The Philadelphia Cricket Club is the oldest in the United States, founded in 1854. For three decades after its founding, the Philadelphia Cricket Club lacked its own home pitch, and so had to travel the region where other teams and clubs could provide a place to play. Its glorious, screaming club colors--crimson, gold, and black--were borrowed from a famous British team, the Zingari, who also lacked a home pitch. Appropriately, the Zingari colors were inspired by a tribe of wandering gypsies of the same name. I saw several handsome club blazers today, but I really liked the brash swagger of the Philly Club's colors. There's something endearingly Philadelphian about them, as in "Up yours, Biff." Or perhaps, "Up yours--I'm frigging Biff."



Even though I frequently find myself in blue-blooded settings like these (Princeton is thirty minutes up the road), I often--gratefully--feel like a piece of riff-raff who has managed to slip inside the palace for a peek at how the upper one percent lives. I suppose the childish illusion of having gotten away with something is part of the appeal for me: chatting up and charming some filthy rich broad at the bar while ordering a Bloody Mary never loses its kick for some silly reason. (Frankly, I'm reluctant to delve too far into the whys and wherefores of my own impulses: the reasons often point to some unflattering trait, if not several.)
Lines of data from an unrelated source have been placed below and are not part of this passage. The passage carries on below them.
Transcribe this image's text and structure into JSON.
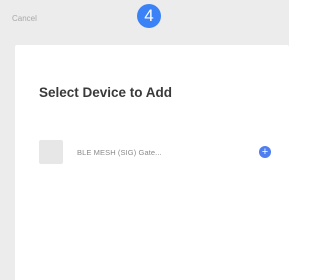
{
  "topbar": {
    "cancel_label": "Cancel",
    "step_number": "4"
  },
  "sheet": {
    "title": "Select Device to Add",
    "devices": [
      {
        "name": "BLE MESH  (SIG)  Gate...",
        "action_icon": "plus-icon",
        "action_symbol": "+"
      }
    ]
  },
  "colors": {
    "background": "#ececec",
    "sheet": "#ffffff",
    "accent": "#3b82f6",
    "add_button": "#4f7ef0"
  }
}
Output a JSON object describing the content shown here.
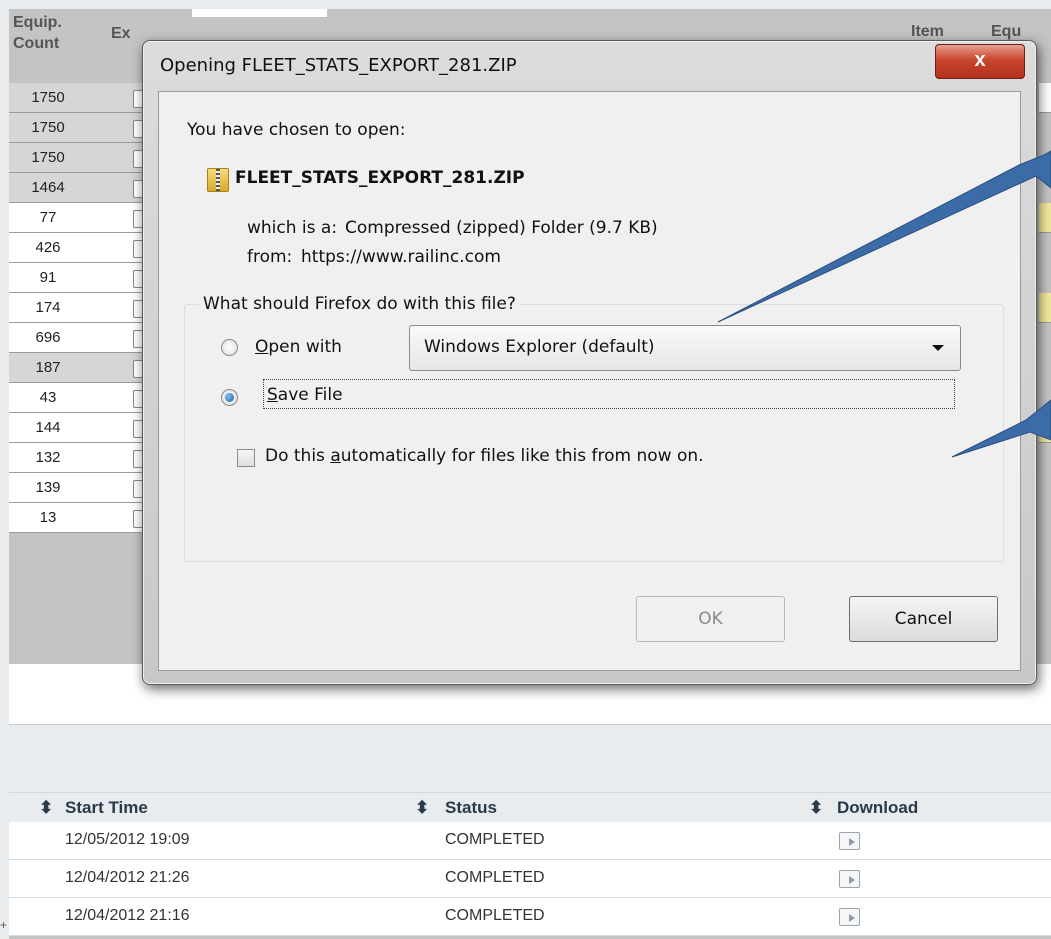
{
  "background_table": {
    "headers": {
      "equip_count_line1": "Equip.",
      "equip_count_line2": "Count",
      "col2_partial": "Ex",
      "item_partial": "Item",
      "equip_right_partial": "Equ"
    },
    "rows": [
      "1750",
      "1750",
      "1750",
      "1464",
      "77",
      "426",
      "91",
      "174",
      "696",
      "187",
      "43",
      "144",
      "132",
      "139",
      "13"
    ]
  },
  "download_grid": {
    "columns": {
      "start_time": "Start Time",
      "status": "Status",
      "download": "Download"
    },
    "rows": [
      {
        "start_time": "12/05/2012 19:09",
        "status": "COMPLETED"
      },
      {
        "start_time": "12/04/2012 21:26",
        "status": "COMPLETED"
      },
      {
        "start_time": "12/04/2012 21:16",
        "status": "COMPLETED"
      }
    ]
  },
  "dialog": {
    "title": "Opening FLEET_STATS_EXPORT_281.ZIP",
    "close_label": "x",
    "intro": "You have chosen to open:",
    "filename": "FLEET_STATS_EXPORT_281.ZIP",
    "which_is_label": "which is a:",
    "which_is_value": "Compressed (zipped) Folder (9.7 KB)",
    "from_label": "from:",
    "from_value": "https://www.railinc.com",
    "question": "What should Firefox do with this file?",
    "open_with_label": "Open with",
    "open_with_value": "Windows Explorer (default)",
    "save_file_label": "Save File",
    "auto_label": "Do this automatically for files like this from now on.",
    "ok_label": "OK",
    "cancel_label": "Cancel"
  }
}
Another likely draw of such rarefied environs is their lasting novelty: they often remain as exotic and alien to me as they were when I first visited them. I can never shake the disorientation, the feeling of having fallen down the proverbial rabbit hole into a world as fictional as a Ralph Lauren ad. There's a narrative being sustained; I often have to stifle a chuckle when I see the denizens of the Land of Biff who are obviously playing into this collective fantasy. Perhaps for those who live in that world, it isn't a fantasy at all--and perhaps consensus itself makes the unreal, real. Perhaps as a mere visitor, I am the unreal one, the passing specter. Fair enough, but for me enclaves like these will always remain tantalizing mirages. I'm the worst sort of escapist, but despite such leanings my plebian mind is incapable of kidding itself from that particular angle.

I know I'm supposed to shake my fist at the entitlement, pretension, and snobbery of such places. As a hopeless prole, I sympathize with such egalitarian sentiments; but to be perfectly honest, I'd hate to live in a world where strange, lovely places like cricket clubs, cathedrals, and conservatories didn't exist. An argument can be made that entitlement, pretension, and snobbery are the means by which these pockets of divergent norms sustain themselves: they set the standards and keep the rules clear. If you can remain detached and ignore some of these ugly forces that maintain such places, you can glide through and have a pleasant time.

(But then, you might actually have morals, you poor devil. Guess you won't be finishing that Mimosa, then?)

I'm glad to live in a region of cultural ferment where I can visit these serene oases of ease and comfort. Regardless of how they came to be, many of these places now offer much-needed respite from the aggressive stupidity and social squalor of this lousy era. To engage in a pastime that doesn't involve codified aggression, ungodly noise, or some form of internal combustion is becoming an increasingly alien concept to Americans.

Of course, I could never pass for a permanent resident of The Land of Biff, nor would I want to. That said, I wouldn't mind one of those blazers.

Pitcher Plant Bloom Bouquet



At Rarefind Nursery, Sarracenia blooms...



...become unusual bouquets.